*What is needed*
Copy each line below that contains "name".

*****

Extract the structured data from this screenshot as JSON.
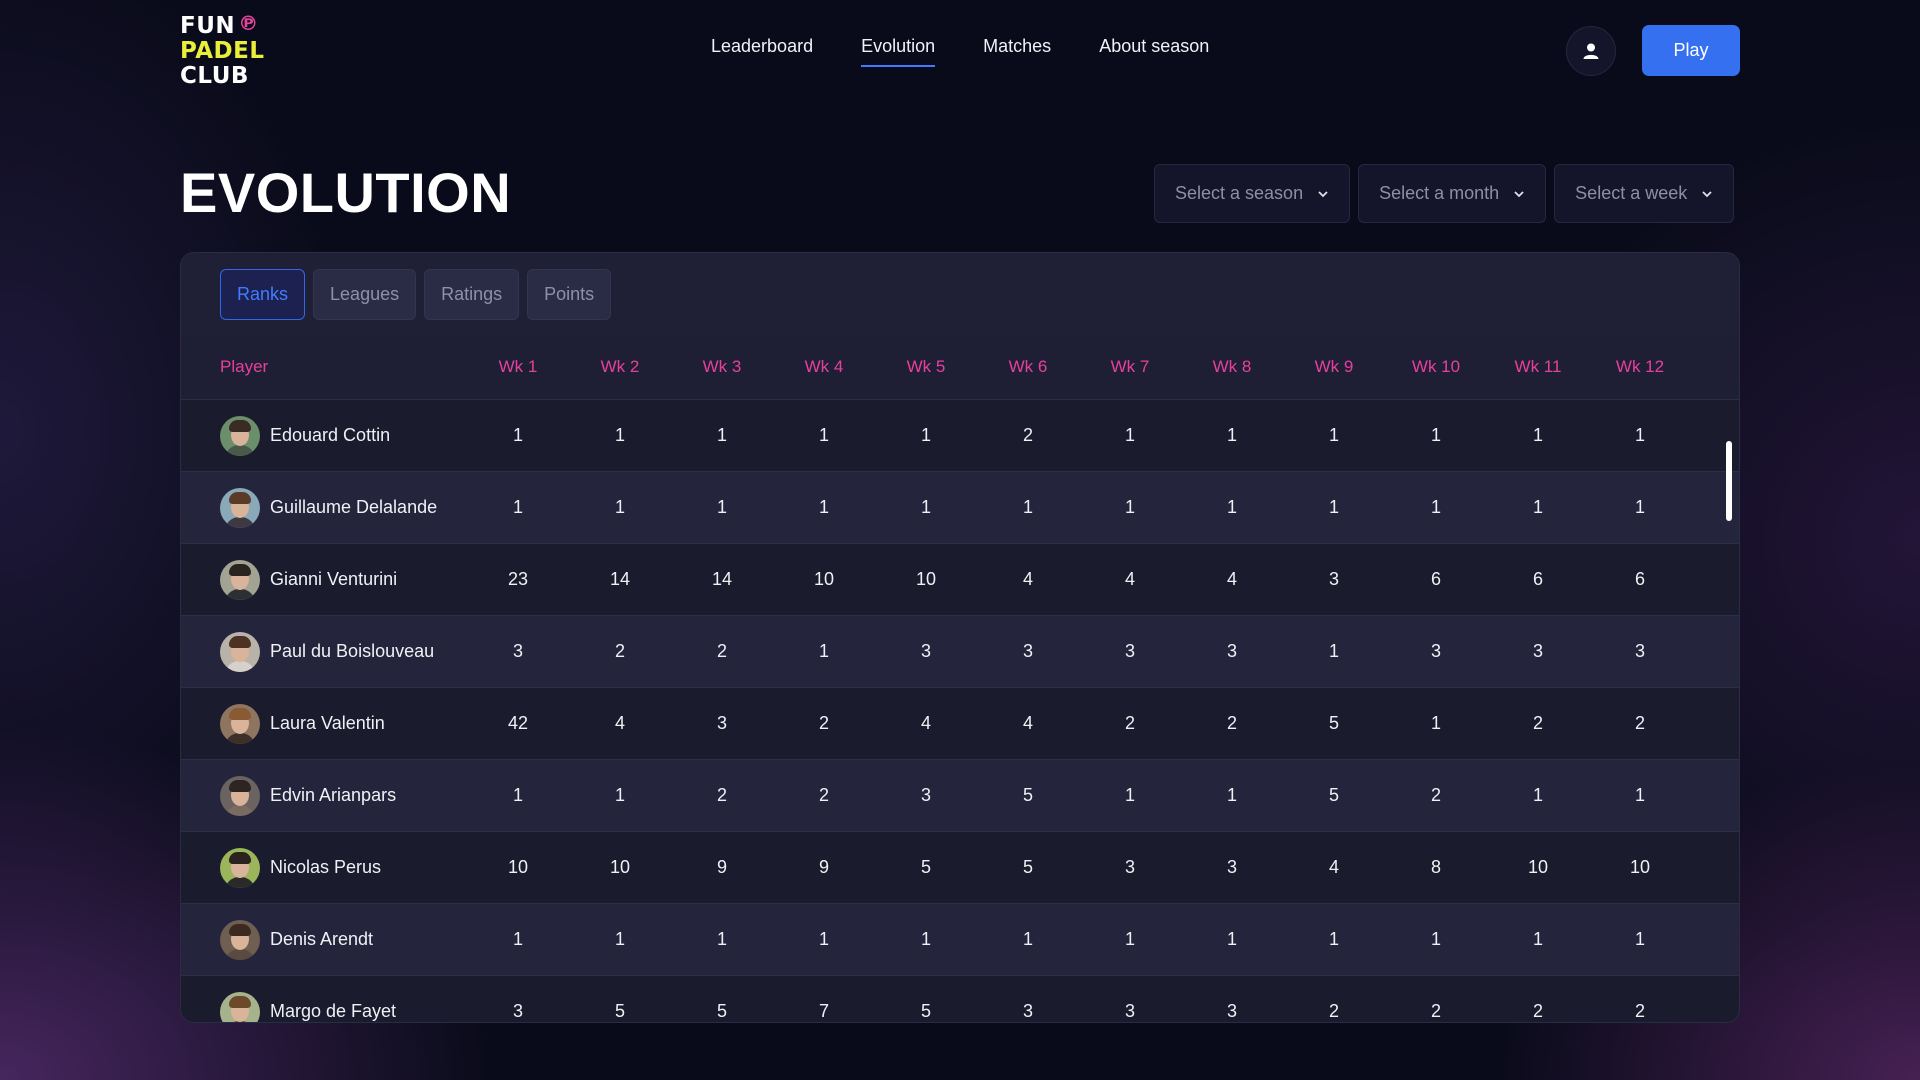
{
  "logo": {
    "line1": "FUN",
    "line2": "PADEL",
    "line3": "CLUB"
  },
  "nav": {
    "items": [
      {
        "label": "Leaderboard",
        "active": false
      },
      {
        "label": "Evolution",
        "active": true
      },
      {
        "label": "Matches",
        "active": false
      },
      {
        "label": "About season",
        "active": false
      }
    ]
  },
  "header": {
    "play_label": "Play"
  },
  "page": {
    "title": "EVOLUTION"
  },
  "filters": {
    "season": "Select a season",
    "month": "Select a month",
    "week": "Select a week"
  },
  "tabs": [
    {
      "label": "Ranks",
      "active": true
    },
    {
      "label": "Leagues",
      "active": false
    },
    {
      "label": "Ratings",
      "active": false
    },
    {
      "label": "Points",
      "active": false
    }
  ],
  "table": {
    "player_header": "Player",
    "week_headers": [
      "Wk 1",
      "Wk 2",
      "Wk 3",
      "Wk 4",
      "Wk 5",
      "Wk 6",
      "Wk 7",
      "Wk 8",
      "Wk 9",
      "Wk 10",
      "Wk 11",
      "Wk 12"
    ],
    "rows": [
      {
        "name": "Edouard Cottin",
        "ranks": [
          1,
          1,
          1,
          1,
          1,
          2,
          1,
          1,
          1,
          1,
          1,
          1
        ]
      },
      {
        "name": "Guillaume Delalande",
        "ranks": [
          1,
          1,
          1,
          1,
          1,
          1,
          1,
          1,
          1,
          1,
          1,
          1
        ]
      },
      {
        "name": "Gianni Venturini",
        "ranks": [
          23,
          14,
          14,
          10,
          10,
          4,
          4,
          4,
          3,
          6,
          6,
          6
        ]
      },
      {
        "name": "Paul du Boislouveau",
        "ranks": [
          3,
          2,
          2,
          1,
          3,
          3,
          3,
          3,
          1,
          3,
          3,
          3
        ]
      },
      {
        "name": "Laura Valentin",
        "ranks": [
          42,
          4,
          3,
          2,
          4,
          4,
          2,
          2,
          5,
          1,
          2,
          2
        ]
      },
      {
        "name": "Edvin Arianpars",
        "ranks": [
          1,
          1,
          2,
          2,
          3,
          5,
          1,
          1,
          5,
          2,
          1,
          1
        ]
      },
      {
        "name": "Nicolas Perus",
        "ranks": [
          10,
          10,
          9,
          9,
          5,
          5,
          3,
          3,
          4,
          8,
          10,
          10
        ]
      },
      {
        "name": "Denis Arendt",
        "ranks": [
          1,
          1,
          1,
          1,
          1,
          1,
          1,
          1,
          1,
          1,
          1,
          1
        ]
      },
      {
        "name": "Margo de Fayet",
        "ranks": [
          3,
          5,
          5,
          7,
          5,
          3,
          3,
          3,
          2,
          2,
          2,
          2
        ]
      }
    ]
  },
  "colors": {
    "accent": "#3470f0",
    "header_pink": "#e6409d",
    "logo_yellow": "#e8ee3a"
  }
}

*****

*Result for this exercise*
        "name": "Edouard Cottin",
        "name": "Guillaume Delalande",
        "name": "Gianni Venturini",
        "name": "Paul du Boislouveau",
        "name": "Laura Valentin",
        "name": "Edvin Arianpars",
        "name": "Nicolas Perus",
        "name": "Denis Arendt",
        "name": "Margo de Fayet",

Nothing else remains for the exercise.